There’s a lifeguard of sorts at the entrance to the waterfall now. You used to be able to swim behind the waterfall (a sublime experience) but this lifeguard does not permit that. In fact, if you get too close to the waterfall you get a whistle blown and a hand waving you back to shore. It takes the “unadulterated nature factor” away.
Regardless, the waterfall is still worth a quick visit. Here’s how to get your best experience:
1) Make sure you are down to the falls before 10am. In order to do this, you’ll have to get your ticket to the waterfall by 9am (tickets are still $10 USD).
2) Carry a small backpack with drinking water, a light snack, flip flops/ water shoes, and a towel.
3) Wear your bathing suit. There are no stalls to change in.
4) Leave before the lunch crowd, which trickles in about 11:30am. (It pains me to say there’s a lunch crowd at a waterfall, but there is).
The customs procedure when landing at Fort Lauderdale-Hollywood International Airport has changed quite a bit. Our experience was unpleasant because five or six international flights landed at FLL at the same time. This increased a typical 5-10 minute wait at customs to over an hour.
There are two lines for customs: one for visitors to the USA and one for residents. So far, pretty standard. There are two rooms where lines form. The line for the visitors goes much faster but that’s likely because there are well, a lot less visitors than US citizens.
The most surprising advent in the customs procedure is the passport check is completely automated via a kiosk. The customs agents are of no help, but this is to be expected. The prompts on the kiosk are less than clear, also. To pass the kiosk, you must put your passport over a scanner. The machine scans the document page of your passport (document page has your name, picture, birthday, issue date, et al) and shows a picture of the scanned page to you. You verify the information and then…
You look directly into a camera on the kiosk and take a picture. If you do not look straight into the camera, the picture will not take. Once the kiosk takes a picture of you, a receipt prints out with your picture and the same information that’s on your passport plus your arriving flight information.
Once you get to the customs agent, the agent compares the photo you just took at the kiosk and the photo on your passport.
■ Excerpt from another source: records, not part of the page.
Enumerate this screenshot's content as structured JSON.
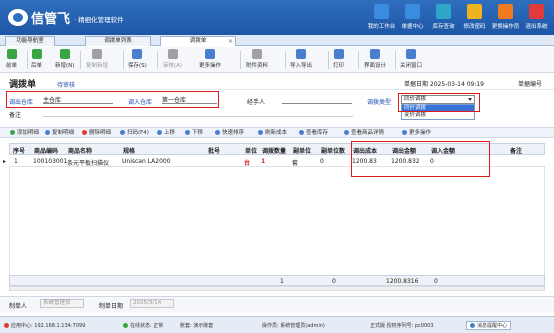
{
  "app": {
    "title": "信管飞",
    "subtitle": "· 精细化管理软件"
  },
  "top_nav": [
    {
      "label": "我的工作台",
      "icon": "monitor-icon",
      "color": "#3b8be0"
    },
    {
      "label": "单据中心",
      "icon": "document-icon",
      "color": "#3b8be0"
    },
    {
      "label": "库存查询",
      "icon": "warehouse-icon",
      "color": "#2fa6c8"
    },
    {
      "label": "修改密码",
      "icon": "lock-icon",
      "color": "#f0b320"
    },
    {
      "label": "更换操作员",
      "icon": "user-icon",
      "color": "#f07a20"
    },
    {
      "label": "退出系统",
      "icon": "exit-icon",
      "color": "#e03a3a"
    }
  ],
  "tabs": [
    {
      "label": "功能导航室",
      "active": false
    },
    {
      "label": "调拨单列表",
      "active": false
    },
    {
      "label": "调拨单",
      "active": true
    }
  ],
  "toolbar": [
    {
      "label": "前单",
      "icon": "prev-icon",
      "color": "#3aa545",
      "disabled": false
    },
    {
      "label": "后单",
      "icon": "next-icon",
      "color": "#3aa545",
      "disabled": false
    },
    {
      "label": "新增(N)",
      "icon": "add-icon",
      "color": "#3aa545",
      "disabled": false
    },
    {
      "label": "复制新增",
      "icon": "copy-icon",
      "color": "#a0a0a0",
      "disabled": true
    },
    {
      "label": "保存(S)",
      "icon": "save-icon",
      "color": "#4a7fd0",
      "disabled": false
    },
    {
      "label": "审核(A)",
      "icon": "audit-icon",
      "color": "#a0a0a0",
      "disabled": true
    },
    {
      "label": "更多操作",
      "icon": "more-icon",
      "color": "#4a7fd0",
      "disabled": false
    },
    {
      "label": "附件资料",
      "icon": "attachment-icon",
      "color": "#a0a0a0",
      "disabled": false
    },
    {
      "label": "导入导出",
      "icon": "import-export-icon",
      "color": "#4a7fd0",
      "disabled": false
    },
    {
      "label": "打印",
      "icon": "print-icon",
      "color": "#4a7fd0",
      "disabled": false
    },
    {
      "label": "界面设计",
      "icon": "design-icon",
      "color": "#4a7fd0",
      "disabled": false
    },
    {
      "label": "关闭窗口",
      "icon": "close-window-icon",
      "color": "#4a7fd0",
      "disabled": false
    }
  ],
  "doc": {
    "title": "调拨单",
    "status": "待审核",
    "date_label": "单据日期",
    "date_value": "2025-03-14 09:19",
    "no_label": "单据编号"
  },
  "form": {
    "out_wh_label": "调出仓库",
    "out_wh_value": "主仓库",
    "in_wh_label": "调入仓库",
    "in_wh_value": "第一仓库",
    "handler_label": "经手人",
    "handler_value": "",
    "transfer_type_label": "调拨类型",
    "transfer_type_value": "同价调拨",
    "transfer_type_options": [
      "同价调拨",
      "变价调拨"
    ],
    "remark_label": "备注",
    "remark_value": ""
  },
  "grid_toolbar": [
    {
      "label": "添加明细",
      "icon": "add-row-icon",
      "color": "#3aa545"
    },
    {
      "label": "复制明细",
      "icon": "copy-row-icon",
      "color": "#4a7fd0"
    },
    {
      "label": "删除明细",
      "icon": "delete-row-icon",
      "color": "#e03a3a"
    },
    {
      "label": "扫码(F4)",
      "icon": "scan-icon",
      "color": "#4a7fd0"
    },
    {
      "label": "上移",
      "icon": "up-icon",
      "color": "#4a7fd0"
    },
    {
      "label": "下移",
      "icon": "down-icon",
      "color": "#4a7fd0"
    },
    {
      "label": "快速排序",
      "icon": "sort-icon",
      "color": "#4a7fd0"
    },
    {
      "label": "刷新成本",
      "icon": "refresh-icon",
      "color": "#4a7fd0"
    },
    {
      "label": "查看库存",
      "icon": "view-stock-icon",
      "color": "#4a7fd0"
    },
    {
      "label": "查看商品详情",
      "icon": "view-detail-icon",
      "color": "#4a7fd0"
    },
    {
      "label": "更多操作",
      "icon": "more-icon",
      "color": "#4a7fd0"
    }
  ],
  "table": {
    "headers": [
      "序号",
      "商品编码",
      "商品名称",
      "规格",
      "批号",
      "单位",
      "调拨数量",
      "副单位",
      "副单位数",
      "调出成本",
      "调出金额",
      "调入金额",
      "备注"
    ],
    "rows": [
      {
        "no": "1",
        "code": "100103001",
        "name": "条元平板扫描仪",
        "spec": "Uniscan LA2000",
        "batch": "",
        "unit": "台",
        "qty": "1",
        "sub_unit": "套",
        "sub_qty": "0",
        "out_cost": "1200.83",
        "out_amount": "1200.832",
        "in_amount": "0",
        "remark": ""
      }
    ],
    "totals": {
      "qty": "1",
      "sub_qty": "0",
      "out_amount": "1200.8316",
      "in_amount": "0"
    }
  },
  "footer": {
    "maker_label": "制单人",
    "maker_value": "系统管理员",
    "make_date_label": "制单日期",
    "make_date_value": "2025/3/14"
  },
  "status_bar": {
    "app_center": "应用中心: 192.168.1.134:7099",
    "connection": "在线状态: 正常",
    "account": "账套: 演示账套",
    "operator": "操作员: 系统管理员(admin)",
    "edition": "正式版 授权序列号: pc0003",
    "message": "消息提醒中心"
  }
}
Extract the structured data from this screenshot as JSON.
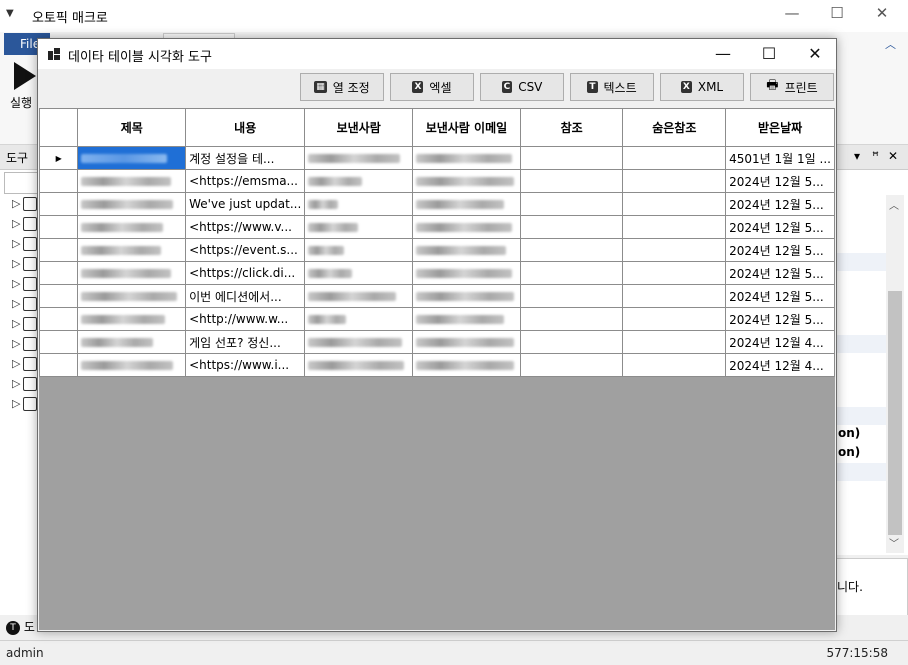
{
  "main_app": {
    "title": "오토픽 매크로",
    "file_tab": "File",
    "run_label": "실행",
    "tool_panel_title": "도구",
    "bottom_tab_label": "도",
    "right_panel_texts": [
      "on)",
      "on)"
    ],
    "right_bottom_text": "니다.",
    "status_user": "admin",
    "status_time": "577:15:58"
  },
  "dialog": {
    "title": "데이타 테이블 시각화 도구",
    "toolbar": {
      "fit_columns": "열 조정",
      "excel": "엑셀",
      "csv": "CSV",
      "text": "텍스트",
      "xml": "XML",
      "print": "프린트"
    },
    "columns": [
      "제목",
      "내용",
      "보낸사람",
      "보낸사람 이메일",
      "참조",
      "숨은참조",
      "받은날짜"
    ],
    "rows": [
      {
        "content": "계정 설정을 테...",
        "received": "4501년 1월 1일 ..."
      },
      {
        "content": " <https://emsma...",
        "received": "2024년 12월 5..."
      },
      {
        "content": "We've just updat...",
        "received": "2024년 12월 5..."
      },
      {
        "content": " <https://www.v...",
        "received": "2024년 12월 5..."
      },
      {
        "content": " <https://event.s...",
        "received": "2024년 12월 5..."
      },
      {
        "content": " <https://click.di...",
        "received": "2024년 12월 5..."
      },
      {
        "content": "이번 에디션에서...",
        "received": "2024년 12월 5..."
      },
      {
        "content": " <http://www.w...",
        "received": "2024년 12월 5..."
      },
      {
        "content": " 게임 선포? 정신...",
        "received": "2024년 12월 4..."
      },
      {
        "content": "  <https://www.i...",
        "received": "2024년 12월 4..."
      }
    ]
  }
}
I did not see anyone get pulled aside for discrepancies, but I imagine it’s a more…investigative look into why the two pictures do not match to the liking of the customs agent. The agent then finishes the routine questions: “What countries did you visit?” “Are you bringing any fruit, firearms, tobacco, etc?”, stamps your passport and you go to baggage claim to collect checked bags.
People were very confused by this entire process. I imagine once an agent or two comes in that actually assists first time international travelers with the kiosk, the procedure will go a lot smoother. People who travel frequently will find that this procedure more closely matches the customs process of say, China.
Have you traveled internationally and experienced a similar customs process? Or was yours completely different? We’d love to hear from you!